◆ **Action item**:
Keep only the lines of the listing that include the word "content", and copy them.

◆ **Records for the exercise**:
>>
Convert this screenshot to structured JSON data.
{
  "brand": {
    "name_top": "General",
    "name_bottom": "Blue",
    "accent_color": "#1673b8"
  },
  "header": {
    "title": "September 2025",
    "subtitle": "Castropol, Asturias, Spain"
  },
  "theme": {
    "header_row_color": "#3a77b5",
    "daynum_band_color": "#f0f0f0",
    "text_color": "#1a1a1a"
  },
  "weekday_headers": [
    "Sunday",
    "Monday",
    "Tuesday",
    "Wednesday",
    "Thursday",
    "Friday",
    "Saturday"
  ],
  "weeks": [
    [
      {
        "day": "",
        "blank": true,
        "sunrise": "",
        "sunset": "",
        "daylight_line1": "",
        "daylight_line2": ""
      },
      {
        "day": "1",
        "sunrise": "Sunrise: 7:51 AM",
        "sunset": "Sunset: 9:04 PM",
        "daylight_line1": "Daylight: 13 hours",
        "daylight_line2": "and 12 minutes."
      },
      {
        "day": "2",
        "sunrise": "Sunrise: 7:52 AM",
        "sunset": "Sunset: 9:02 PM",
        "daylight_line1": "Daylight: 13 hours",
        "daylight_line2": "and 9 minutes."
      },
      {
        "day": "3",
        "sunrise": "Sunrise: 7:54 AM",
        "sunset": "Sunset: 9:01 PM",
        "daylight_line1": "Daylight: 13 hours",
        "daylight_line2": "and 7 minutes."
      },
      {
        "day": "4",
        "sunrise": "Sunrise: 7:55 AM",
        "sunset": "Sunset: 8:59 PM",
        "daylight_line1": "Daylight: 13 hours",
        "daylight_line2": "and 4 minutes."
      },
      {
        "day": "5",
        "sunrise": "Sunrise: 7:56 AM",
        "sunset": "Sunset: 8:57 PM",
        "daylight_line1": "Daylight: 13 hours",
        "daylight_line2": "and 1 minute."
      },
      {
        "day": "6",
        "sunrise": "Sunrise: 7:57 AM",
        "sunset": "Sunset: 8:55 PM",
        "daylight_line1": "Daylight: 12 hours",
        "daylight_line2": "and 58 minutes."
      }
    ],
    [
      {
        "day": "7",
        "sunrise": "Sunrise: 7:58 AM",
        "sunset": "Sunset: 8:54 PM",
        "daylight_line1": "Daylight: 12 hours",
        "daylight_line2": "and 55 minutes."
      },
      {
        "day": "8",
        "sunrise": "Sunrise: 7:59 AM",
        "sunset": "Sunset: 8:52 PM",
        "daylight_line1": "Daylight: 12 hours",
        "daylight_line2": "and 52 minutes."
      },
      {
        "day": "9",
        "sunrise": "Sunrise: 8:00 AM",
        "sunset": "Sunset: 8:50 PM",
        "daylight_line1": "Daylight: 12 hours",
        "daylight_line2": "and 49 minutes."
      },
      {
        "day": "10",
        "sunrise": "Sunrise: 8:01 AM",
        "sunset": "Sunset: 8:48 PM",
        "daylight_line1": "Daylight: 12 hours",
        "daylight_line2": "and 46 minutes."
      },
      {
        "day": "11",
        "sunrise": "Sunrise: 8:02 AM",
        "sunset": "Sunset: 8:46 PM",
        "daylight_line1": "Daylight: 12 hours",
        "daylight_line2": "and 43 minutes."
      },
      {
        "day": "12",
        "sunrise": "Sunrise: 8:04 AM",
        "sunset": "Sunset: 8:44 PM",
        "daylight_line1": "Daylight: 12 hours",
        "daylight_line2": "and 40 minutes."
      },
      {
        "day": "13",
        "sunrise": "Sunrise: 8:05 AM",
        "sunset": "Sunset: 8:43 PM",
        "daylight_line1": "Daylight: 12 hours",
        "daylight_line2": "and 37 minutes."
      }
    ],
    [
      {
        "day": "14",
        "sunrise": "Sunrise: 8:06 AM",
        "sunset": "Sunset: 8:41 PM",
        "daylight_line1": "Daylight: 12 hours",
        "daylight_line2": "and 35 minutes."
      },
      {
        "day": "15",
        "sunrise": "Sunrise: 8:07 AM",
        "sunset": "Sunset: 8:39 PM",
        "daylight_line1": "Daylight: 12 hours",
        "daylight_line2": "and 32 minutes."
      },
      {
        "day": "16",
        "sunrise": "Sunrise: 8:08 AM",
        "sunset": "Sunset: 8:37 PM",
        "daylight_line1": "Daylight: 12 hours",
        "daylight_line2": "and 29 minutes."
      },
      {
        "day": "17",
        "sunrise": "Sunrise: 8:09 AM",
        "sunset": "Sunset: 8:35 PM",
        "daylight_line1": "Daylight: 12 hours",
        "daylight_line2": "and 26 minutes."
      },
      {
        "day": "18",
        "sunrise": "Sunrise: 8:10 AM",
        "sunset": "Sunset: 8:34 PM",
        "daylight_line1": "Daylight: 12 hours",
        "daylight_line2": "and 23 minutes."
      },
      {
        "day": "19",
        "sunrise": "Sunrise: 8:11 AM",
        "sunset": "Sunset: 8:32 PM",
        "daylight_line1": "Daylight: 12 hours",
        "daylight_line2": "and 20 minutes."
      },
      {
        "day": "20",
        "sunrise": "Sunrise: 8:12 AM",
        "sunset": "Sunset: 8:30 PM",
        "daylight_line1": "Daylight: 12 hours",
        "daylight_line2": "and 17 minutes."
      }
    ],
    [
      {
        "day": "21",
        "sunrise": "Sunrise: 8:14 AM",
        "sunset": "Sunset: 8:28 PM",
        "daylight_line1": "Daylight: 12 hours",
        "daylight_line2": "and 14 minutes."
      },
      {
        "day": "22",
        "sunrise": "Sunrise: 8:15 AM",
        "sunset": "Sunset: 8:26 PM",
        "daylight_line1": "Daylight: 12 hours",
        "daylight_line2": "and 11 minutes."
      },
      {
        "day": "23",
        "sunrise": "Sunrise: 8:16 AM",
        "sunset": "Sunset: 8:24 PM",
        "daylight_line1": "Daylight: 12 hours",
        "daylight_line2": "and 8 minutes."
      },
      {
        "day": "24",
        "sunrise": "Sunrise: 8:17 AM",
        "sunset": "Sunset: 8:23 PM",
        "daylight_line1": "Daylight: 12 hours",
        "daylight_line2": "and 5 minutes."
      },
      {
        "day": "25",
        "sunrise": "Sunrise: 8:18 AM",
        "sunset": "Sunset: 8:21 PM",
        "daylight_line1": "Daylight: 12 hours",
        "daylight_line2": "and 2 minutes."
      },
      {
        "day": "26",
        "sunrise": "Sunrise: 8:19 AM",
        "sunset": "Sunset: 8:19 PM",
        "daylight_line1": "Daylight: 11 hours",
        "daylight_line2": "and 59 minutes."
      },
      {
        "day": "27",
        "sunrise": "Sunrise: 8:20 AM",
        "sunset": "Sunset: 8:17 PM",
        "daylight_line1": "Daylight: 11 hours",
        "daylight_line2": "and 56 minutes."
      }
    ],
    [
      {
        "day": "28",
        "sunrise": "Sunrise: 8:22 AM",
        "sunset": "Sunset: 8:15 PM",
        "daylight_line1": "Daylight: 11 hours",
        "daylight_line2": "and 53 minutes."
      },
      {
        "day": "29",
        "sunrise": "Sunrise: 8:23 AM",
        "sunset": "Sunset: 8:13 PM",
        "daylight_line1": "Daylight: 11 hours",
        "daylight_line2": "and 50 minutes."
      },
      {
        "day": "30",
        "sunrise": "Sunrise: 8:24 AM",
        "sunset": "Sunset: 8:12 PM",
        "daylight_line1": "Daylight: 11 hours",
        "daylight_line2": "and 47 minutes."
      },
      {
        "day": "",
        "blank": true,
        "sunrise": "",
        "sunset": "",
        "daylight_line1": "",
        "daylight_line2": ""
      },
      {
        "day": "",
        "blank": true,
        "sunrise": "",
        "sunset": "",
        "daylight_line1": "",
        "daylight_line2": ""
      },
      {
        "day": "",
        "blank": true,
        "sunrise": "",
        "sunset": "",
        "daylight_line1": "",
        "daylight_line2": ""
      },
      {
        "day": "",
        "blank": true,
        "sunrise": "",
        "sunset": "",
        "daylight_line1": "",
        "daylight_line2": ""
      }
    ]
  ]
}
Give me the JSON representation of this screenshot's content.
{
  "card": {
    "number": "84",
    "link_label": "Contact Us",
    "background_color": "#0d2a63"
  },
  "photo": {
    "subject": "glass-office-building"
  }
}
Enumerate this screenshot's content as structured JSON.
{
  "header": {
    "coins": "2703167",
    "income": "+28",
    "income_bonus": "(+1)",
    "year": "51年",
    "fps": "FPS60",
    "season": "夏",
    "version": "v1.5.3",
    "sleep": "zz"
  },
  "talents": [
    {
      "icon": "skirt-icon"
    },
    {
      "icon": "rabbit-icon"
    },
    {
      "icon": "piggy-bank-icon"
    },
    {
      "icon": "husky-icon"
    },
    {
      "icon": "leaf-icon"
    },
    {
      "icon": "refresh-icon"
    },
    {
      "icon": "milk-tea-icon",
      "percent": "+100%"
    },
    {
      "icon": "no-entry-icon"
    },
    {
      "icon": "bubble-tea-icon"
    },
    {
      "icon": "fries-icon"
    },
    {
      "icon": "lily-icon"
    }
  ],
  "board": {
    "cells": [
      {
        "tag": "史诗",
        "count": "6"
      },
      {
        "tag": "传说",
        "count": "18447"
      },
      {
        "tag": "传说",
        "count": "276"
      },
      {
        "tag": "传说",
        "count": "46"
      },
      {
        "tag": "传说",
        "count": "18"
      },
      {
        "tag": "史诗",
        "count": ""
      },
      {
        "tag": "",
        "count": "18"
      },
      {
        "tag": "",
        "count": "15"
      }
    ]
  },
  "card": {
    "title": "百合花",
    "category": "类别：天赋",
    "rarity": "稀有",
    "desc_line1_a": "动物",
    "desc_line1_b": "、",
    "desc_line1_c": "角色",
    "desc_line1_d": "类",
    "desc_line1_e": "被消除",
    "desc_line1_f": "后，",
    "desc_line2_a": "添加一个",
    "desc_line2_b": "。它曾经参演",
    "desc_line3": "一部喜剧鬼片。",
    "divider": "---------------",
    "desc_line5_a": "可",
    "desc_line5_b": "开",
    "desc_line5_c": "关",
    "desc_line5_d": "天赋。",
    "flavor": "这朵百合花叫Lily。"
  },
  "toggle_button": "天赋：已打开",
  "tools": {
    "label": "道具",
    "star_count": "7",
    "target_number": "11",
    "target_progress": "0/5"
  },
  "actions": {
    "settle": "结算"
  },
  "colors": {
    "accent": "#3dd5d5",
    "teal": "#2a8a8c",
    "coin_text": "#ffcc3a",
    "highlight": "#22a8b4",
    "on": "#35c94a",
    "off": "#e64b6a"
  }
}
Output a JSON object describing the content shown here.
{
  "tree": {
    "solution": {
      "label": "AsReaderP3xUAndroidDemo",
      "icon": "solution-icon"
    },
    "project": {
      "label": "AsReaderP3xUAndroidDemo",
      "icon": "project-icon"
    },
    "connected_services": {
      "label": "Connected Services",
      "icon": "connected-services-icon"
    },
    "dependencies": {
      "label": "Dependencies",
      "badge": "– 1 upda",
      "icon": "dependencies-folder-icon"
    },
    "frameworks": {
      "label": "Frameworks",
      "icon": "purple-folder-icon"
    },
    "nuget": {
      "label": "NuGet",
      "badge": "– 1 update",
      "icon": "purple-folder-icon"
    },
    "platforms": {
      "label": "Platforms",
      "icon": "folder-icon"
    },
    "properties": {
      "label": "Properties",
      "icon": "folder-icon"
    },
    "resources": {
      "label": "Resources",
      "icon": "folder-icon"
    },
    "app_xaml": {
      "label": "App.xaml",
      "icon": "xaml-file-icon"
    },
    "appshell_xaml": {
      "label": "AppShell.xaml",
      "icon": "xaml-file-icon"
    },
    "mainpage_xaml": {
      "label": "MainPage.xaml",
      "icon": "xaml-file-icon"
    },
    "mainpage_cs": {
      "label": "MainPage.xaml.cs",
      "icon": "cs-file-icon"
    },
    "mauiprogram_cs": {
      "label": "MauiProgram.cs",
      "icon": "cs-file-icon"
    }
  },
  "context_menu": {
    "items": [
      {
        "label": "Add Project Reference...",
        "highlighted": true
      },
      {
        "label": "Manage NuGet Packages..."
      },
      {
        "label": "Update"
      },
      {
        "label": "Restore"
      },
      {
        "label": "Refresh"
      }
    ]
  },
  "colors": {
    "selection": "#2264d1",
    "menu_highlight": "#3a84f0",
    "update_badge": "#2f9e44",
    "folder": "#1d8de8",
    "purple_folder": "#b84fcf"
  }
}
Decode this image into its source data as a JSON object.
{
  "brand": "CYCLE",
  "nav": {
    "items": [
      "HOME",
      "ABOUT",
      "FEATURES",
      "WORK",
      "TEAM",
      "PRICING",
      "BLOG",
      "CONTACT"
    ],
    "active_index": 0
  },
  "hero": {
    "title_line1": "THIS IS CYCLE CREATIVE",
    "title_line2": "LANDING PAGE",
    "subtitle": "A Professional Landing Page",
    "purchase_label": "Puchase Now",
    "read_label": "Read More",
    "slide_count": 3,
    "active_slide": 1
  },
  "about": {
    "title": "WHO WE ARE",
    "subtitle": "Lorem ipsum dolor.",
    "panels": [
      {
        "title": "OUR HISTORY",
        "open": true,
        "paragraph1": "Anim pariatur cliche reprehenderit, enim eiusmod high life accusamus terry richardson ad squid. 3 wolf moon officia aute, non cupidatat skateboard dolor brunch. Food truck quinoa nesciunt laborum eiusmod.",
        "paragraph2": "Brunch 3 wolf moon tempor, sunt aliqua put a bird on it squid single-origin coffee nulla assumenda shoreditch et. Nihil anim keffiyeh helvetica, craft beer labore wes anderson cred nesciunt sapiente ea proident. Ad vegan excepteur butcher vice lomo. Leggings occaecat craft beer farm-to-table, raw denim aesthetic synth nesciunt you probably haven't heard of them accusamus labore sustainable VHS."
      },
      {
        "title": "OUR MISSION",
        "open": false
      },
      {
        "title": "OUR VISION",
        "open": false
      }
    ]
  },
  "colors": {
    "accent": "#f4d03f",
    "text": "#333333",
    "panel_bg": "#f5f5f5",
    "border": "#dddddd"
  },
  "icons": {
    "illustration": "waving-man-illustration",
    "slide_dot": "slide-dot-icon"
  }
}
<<
◆ **Solution for this task**:
Give me the JSON representation of this screenshot's content.
Enumerate this screenshot's content as structured JSON.
Output a JSON object describing the content shown here.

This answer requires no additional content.